Melinda Henneberger: I’m not sure we’ll ever know what Elizabeth knew and when she knew it, but I have the unhappy feeling she still doesn’t know everything.
Washington: What do you make of Elizabeth’s statement that her relapse has made all this easier? I just don’t understand that…
Melinda Henneberger: Maybe that everything, even this, is less important than the bigger picture; does an affair negate 31 years? No, thankfully.
St. Louis: Seriously, John Edwards is no longer relevant as he is not running for anything. If the media is going to talk about “affairs,” shouldn’t you discuss John McCain’s affair, given that he is the presumptive Republican presidential candidate?
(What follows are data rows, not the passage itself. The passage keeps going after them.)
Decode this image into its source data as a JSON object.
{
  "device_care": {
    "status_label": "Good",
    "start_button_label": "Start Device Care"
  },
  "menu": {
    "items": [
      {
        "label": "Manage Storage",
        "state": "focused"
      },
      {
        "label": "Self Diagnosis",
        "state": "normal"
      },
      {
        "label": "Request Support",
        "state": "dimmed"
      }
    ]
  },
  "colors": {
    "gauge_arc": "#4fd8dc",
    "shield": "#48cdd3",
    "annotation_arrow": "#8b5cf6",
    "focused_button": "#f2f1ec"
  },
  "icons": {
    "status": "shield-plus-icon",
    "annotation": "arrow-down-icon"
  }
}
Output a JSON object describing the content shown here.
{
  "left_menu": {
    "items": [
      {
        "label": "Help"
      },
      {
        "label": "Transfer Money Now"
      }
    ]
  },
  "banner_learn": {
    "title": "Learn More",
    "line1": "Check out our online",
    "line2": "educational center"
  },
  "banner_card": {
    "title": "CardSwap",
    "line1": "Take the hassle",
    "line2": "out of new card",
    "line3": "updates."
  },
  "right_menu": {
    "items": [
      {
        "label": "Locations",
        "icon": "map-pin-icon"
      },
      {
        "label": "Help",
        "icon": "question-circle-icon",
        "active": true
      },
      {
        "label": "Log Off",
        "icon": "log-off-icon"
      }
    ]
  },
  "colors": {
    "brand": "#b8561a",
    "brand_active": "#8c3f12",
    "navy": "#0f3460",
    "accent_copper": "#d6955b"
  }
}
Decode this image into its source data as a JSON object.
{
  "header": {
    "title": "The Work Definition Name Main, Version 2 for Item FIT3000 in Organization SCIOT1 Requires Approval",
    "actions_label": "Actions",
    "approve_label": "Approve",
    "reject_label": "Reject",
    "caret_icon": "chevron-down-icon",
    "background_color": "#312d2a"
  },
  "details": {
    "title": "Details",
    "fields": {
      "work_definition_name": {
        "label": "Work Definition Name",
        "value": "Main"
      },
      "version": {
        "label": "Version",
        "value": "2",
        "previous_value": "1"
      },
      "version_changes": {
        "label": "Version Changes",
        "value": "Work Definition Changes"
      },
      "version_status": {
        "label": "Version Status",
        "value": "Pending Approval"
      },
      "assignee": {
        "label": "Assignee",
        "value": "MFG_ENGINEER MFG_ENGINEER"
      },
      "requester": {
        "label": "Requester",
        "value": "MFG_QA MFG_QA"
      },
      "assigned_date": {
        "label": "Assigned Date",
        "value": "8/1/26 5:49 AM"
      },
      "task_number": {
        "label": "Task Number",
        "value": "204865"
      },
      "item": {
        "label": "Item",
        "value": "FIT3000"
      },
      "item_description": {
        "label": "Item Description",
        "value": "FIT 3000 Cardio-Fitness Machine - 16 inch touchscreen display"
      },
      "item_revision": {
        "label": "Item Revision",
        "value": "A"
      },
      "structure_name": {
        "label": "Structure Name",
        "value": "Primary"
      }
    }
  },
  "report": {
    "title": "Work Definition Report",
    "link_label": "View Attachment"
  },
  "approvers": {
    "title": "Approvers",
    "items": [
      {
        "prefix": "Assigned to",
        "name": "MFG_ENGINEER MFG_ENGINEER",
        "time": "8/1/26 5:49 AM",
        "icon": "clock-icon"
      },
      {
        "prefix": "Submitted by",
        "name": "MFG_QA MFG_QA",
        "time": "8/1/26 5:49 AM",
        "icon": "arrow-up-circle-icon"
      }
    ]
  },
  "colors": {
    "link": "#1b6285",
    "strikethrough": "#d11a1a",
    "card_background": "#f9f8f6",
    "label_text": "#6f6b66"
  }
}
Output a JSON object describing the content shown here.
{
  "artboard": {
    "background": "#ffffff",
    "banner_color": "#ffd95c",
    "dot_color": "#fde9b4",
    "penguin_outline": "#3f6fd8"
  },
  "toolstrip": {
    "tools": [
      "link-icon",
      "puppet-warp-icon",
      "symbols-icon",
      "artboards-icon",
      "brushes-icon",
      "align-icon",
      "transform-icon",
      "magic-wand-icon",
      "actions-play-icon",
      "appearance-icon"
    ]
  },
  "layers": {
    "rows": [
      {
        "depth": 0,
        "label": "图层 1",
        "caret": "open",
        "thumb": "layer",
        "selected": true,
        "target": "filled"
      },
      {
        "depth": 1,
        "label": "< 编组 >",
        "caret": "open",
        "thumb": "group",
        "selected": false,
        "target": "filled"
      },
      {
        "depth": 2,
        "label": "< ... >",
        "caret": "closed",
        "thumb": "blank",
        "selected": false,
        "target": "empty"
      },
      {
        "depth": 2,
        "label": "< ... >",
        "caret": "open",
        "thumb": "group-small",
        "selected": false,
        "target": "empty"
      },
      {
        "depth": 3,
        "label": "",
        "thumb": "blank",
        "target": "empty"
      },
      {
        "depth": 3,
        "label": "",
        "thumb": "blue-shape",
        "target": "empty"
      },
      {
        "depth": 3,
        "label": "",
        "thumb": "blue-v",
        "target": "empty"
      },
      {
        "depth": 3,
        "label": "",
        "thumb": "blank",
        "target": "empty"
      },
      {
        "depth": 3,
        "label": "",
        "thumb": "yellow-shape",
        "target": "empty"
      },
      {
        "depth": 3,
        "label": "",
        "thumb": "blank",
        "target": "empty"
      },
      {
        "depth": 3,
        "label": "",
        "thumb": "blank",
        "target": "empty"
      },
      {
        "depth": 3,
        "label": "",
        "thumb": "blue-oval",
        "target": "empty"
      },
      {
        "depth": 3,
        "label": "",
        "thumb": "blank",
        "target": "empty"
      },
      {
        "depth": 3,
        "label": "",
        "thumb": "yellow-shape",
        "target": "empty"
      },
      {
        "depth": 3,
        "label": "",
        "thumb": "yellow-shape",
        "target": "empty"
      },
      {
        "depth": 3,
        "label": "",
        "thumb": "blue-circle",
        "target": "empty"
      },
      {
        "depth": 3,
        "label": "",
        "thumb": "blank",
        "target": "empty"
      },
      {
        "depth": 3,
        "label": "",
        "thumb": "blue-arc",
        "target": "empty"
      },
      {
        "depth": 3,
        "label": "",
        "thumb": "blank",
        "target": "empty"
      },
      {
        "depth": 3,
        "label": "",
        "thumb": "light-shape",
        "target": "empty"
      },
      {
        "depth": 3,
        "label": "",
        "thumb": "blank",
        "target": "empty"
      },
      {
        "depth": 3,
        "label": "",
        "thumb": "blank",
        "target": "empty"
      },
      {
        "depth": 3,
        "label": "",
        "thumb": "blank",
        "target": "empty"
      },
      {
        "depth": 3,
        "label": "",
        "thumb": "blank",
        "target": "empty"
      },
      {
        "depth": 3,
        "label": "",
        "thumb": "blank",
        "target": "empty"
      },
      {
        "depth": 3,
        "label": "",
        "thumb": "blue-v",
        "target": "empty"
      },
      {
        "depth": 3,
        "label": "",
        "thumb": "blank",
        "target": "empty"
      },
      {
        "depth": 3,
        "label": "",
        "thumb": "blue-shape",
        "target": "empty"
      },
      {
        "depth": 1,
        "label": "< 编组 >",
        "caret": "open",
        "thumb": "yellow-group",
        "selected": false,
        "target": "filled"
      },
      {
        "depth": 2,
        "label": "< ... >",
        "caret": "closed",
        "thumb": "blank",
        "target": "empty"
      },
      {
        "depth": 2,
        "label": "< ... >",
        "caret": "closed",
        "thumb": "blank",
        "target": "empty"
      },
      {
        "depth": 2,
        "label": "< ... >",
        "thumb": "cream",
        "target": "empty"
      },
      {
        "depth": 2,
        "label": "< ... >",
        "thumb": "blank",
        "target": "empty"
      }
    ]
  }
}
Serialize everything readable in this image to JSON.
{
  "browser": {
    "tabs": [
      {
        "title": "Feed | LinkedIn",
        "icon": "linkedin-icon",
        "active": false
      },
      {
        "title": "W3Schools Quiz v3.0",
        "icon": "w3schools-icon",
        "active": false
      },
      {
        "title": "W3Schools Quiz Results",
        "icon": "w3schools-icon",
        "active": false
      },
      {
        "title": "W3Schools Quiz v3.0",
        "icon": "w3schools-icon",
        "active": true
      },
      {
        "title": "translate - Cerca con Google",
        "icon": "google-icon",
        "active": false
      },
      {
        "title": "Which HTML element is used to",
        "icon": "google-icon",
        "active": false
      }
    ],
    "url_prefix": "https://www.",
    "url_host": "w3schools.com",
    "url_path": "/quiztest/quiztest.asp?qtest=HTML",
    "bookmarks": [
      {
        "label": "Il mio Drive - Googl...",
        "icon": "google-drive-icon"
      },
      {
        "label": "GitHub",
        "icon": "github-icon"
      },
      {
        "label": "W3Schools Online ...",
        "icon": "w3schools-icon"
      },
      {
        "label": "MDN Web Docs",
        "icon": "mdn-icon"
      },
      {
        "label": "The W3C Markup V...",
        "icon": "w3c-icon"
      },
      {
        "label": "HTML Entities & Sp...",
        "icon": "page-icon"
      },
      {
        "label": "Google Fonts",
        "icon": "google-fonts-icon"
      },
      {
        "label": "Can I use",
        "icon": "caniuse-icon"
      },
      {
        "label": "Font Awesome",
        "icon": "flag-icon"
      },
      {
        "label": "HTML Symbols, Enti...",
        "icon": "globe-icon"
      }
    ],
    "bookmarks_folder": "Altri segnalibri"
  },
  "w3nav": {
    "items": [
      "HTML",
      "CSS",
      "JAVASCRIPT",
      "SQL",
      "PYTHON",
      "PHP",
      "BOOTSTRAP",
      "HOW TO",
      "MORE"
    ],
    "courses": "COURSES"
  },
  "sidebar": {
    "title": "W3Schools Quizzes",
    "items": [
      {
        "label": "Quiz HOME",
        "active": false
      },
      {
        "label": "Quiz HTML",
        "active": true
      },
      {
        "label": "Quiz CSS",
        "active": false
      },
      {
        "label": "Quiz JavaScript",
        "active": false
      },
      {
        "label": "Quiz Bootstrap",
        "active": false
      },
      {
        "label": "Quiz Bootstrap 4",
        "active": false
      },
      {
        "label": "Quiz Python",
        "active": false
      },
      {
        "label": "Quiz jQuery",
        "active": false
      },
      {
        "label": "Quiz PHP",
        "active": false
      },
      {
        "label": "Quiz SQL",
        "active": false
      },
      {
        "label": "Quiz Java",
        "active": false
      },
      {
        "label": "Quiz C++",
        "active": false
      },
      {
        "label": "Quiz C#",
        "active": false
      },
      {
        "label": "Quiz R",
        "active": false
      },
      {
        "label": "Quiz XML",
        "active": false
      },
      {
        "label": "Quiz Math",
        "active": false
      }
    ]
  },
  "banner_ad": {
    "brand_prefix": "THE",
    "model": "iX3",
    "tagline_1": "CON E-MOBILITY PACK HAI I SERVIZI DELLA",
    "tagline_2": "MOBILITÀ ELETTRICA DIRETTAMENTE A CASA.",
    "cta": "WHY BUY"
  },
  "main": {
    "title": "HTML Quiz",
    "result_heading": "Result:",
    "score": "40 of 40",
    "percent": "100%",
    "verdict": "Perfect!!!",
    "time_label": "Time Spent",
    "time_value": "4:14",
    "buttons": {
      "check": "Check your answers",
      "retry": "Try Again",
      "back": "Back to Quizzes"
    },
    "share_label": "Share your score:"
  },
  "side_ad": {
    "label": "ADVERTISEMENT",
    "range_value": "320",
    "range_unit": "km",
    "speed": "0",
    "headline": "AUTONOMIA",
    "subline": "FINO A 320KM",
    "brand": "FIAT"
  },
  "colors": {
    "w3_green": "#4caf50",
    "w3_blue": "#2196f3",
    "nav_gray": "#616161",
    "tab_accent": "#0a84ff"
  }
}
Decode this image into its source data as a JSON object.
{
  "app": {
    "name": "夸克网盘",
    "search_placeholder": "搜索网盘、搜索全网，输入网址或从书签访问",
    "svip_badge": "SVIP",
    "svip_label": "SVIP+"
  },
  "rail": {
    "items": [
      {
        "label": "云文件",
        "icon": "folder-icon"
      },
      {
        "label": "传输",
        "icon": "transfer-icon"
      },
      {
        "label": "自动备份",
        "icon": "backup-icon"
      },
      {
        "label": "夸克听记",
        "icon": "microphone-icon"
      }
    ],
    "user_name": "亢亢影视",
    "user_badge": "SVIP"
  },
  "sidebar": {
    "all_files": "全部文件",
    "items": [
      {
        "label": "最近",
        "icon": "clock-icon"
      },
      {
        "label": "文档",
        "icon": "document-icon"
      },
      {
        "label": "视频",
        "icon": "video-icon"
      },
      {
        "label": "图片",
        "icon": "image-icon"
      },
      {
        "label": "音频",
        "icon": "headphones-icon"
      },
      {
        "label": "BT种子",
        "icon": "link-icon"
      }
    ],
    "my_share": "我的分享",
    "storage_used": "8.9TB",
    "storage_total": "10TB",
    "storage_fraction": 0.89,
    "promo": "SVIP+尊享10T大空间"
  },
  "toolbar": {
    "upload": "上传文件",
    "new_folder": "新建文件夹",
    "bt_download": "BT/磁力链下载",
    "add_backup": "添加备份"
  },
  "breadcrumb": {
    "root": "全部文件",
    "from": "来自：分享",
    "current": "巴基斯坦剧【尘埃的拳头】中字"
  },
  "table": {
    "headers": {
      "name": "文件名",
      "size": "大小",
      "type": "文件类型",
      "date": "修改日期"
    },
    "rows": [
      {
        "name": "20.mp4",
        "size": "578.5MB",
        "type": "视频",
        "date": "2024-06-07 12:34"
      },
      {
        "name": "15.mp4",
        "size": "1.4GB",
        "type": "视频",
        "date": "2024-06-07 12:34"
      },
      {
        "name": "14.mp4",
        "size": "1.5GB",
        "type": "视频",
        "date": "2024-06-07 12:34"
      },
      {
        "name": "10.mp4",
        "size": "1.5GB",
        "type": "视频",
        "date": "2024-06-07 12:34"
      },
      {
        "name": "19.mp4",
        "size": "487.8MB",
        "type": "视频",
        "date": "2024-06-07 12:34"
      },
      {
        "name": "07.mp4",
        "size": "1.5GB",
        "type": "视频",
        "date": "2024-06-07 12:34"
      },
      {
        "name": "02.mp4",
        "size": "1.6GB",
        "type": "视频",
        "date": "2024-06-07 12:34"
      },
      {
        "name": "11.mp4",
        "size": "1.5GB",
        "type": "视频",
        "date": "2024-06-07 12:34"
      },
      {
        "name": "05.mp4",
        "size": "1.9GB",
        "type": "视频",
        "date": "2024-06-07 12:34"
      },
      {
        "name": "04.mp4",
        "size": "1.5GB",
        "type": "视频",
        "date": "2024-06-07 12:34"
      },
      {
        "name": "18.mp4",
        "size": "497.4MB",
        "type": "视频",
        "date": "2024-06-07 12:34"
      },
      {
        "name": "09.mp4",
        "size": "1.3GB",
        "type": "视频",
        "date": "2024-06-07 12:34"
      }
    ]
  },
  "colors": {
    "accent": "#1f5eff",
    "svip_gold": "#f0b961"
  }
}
Melinda Henneberger: Or, God willing, we could say gosh, this was so much fun, let’s never do it again…
Minneapolis: You debated with yourself about whether it was right for you to ask about the rumors when interviewing Mrs. Edwards and are glad that you did not. Would it have been better for her if you did? Is the way this has come out been any better? I guess the confusion that some may have in the press’s role is that every night on the TV you have pundits arguing minute, piddly details, and yet something this large falls off the screen. I think that is where the disconnect comes from.
Melinda Henneberger: Elizabeth Edwards is a damn smart woman, and I guess part of my calculus was that she was not going to tell me anyway. In Candidate Spousery 101 they teach you this line: We don’t talk about that! The American people care about ISSUES!
Austin, Texas: Before this story broke, I thought it was interesting how many people were arguing that the reason people like Larry Craig deserved outing was because he had somehow worked to make life more difficult for homosexuals, so it was right to highlight his personal life. Setting aside the fact that Edwards tended to put his marriage front and center, as an attorney general or a poverty czar, Edwards almost certainly would have worked to make life more difficult for deadbeat dads. Did people (including journalists) lack the imagination to see that particular kind of hypocrisy?
Melinda Henneberger: Honestly, I guess I think we are all hypocrites about this stuff to some degree. We all but make them lie, we demand the mythic storyline, then off with their heads if they don’t live up to it. There has got to be a better way!
West Virginia: The overwhelming emotion I have about this story is sadness. He’s not a candidate anymore, so I hate to see his family dragged into this. I even feel sad for John, who probably doesn’t deserve it. He’s probably had lots of women throwing themselves at him, and he’s only human. Even good marriages have their stresses, and who’s to judge … but that’s the world we live in today. And for people to judge Elizabeth too … only they know what goes on in their marriage, and we have to respect it. I understand why the media had to report this story, I just wish they didn’t feel they had to.
Melinda Henneberger: Me, too, West Virginia!
Washington: His wife is dying of a illness that he did not cause or desire. Do dying people have greater rights than others? Is the tyranny of the terminally ill a form of power abuse that we tolerate? If her cancer makes his wife exceptionally miserable to be around, then why must Edwards be held to some standard of sainthood? Women traditionally have divorced men who return from war as permanently disabled heroes. At least he didn’t divorce her or flaunt his dalliances. His biggest error was to deny the child ahead of a paternity test.
Melinda Henneberger: You came to the wrong well with this one; Elizabeth as tyrant I am not buying.
Melinda Henneberger: Thanks for joining the conversation.